While recording this ritual of passage for Joseph Jarman, great ancestral spirit now, gradually re-enfolding the neighboring cosmos of my life as a lonely alien sometimes feeling soon to follow, the wings of Alvin Fielder became sensible in moments and thusly the whole wake became many-mansions in one. I kept walking through one portal into another, spanning visions and centuries of ghost, ochre & jade princesses, ancestor fox, lynx, radium ladies and seminole redwoods lifting arms. This will probably be epic or at best just another rehearsal. I fell to dreams several times during the mixdowns as if Ayahuma, the flower spirit of Amazonia descended on my member and dripped up with the proboscis of a black butterfly my pineal offerings. I learned who’s brother saved another one in the Spanish civil war and the reason behind was the unbound Romany who hid the weapons of the church warden. These dreams are not mine, I thought. But that’s rather presumptuous.

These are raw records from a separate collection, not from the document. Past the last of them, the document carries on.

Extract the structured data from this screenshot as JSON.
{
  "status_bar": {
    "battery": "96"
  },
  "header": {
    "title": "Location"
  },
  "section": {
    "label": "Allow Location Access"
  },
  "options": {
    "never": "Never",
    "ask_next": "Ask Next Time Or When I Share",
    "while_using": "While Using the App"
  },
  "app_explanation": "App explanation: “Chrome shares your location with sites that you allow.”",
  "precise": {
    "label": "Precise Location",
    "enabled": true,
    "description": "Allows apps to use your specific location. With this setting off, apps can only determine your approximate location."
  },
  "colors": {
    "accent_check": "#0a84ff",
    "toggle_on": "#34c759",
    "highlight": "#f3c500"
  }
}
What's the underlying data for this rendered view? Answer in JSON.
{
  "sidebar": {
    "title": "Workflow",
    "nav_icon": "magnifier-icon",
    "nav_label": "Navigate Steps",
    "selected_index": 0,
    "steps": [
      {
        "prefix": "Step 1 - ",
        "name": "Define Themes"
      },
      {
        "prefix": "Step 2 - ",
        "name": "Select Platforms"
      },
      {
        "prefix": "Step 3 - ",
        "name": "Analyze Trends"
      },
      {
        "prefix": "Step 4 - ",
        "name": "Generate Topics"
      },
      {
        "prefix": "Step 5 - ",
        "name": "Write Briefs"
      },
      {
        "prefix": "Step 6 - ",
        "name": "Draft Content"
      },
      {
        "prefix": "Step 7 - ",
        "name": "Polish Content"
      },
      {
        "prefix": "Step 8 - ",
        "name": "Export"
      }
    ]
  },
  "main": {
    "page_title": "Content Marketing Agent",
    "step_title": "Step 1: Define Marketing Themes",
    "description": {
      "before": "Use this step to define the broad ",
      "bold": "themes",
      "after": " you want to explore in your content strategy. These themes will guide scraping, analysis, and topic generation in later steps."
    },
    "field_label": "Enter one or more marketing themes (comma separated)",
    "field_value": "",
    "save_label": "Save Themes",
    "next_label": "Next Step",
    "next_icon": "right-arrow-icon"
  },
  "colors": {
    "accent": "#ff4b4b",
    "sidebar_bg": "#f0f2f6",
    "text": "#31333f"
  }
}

This is either a trip, an epic travail or fail but I release it because it’s timely, the recent passing of spirits, that command, for some reason, yes, I could ignore it. When Jarman died, here, when Fielder did, here, within me, there was no one around me to share this sense of loss with. How absurd, even cruel, to create something in the mind of another person, only to show them it’s gone, doesn’t exist. So I do the work for myself and you few who are listening and who may read this. I publish my soul even when among my peers I have few people who take my music seriously, who never read my posts or click on a link for whatever reasons of their own: I can’t buy your wonderful albums because I’m too poor, all these years and you think I’m ignoring you. I can’t praise what I can’t hear but maybe I should learn and I know you, the non-listener, make room, grant me silence, peace. You don’t need me and my music as much I need me to live and the music comes through me to tell me I have through this purpose become dedicated to the non-suicidal pact, against all the inhumane indifference, driving with a new engine. In the absence of culture in which I have communion with community, I find my trips on such dream Titanics that icebergs have not been able to reach. I play a chord and it flies with the winds. Some bees, somewhere over the horizon, move in the direction of the hands the flowers petals of sound waves tremble and extend. Love.

Every release from Gburek’s catalog is a deep, personal, and provocative. You can find his catalog here, via Bandcamp.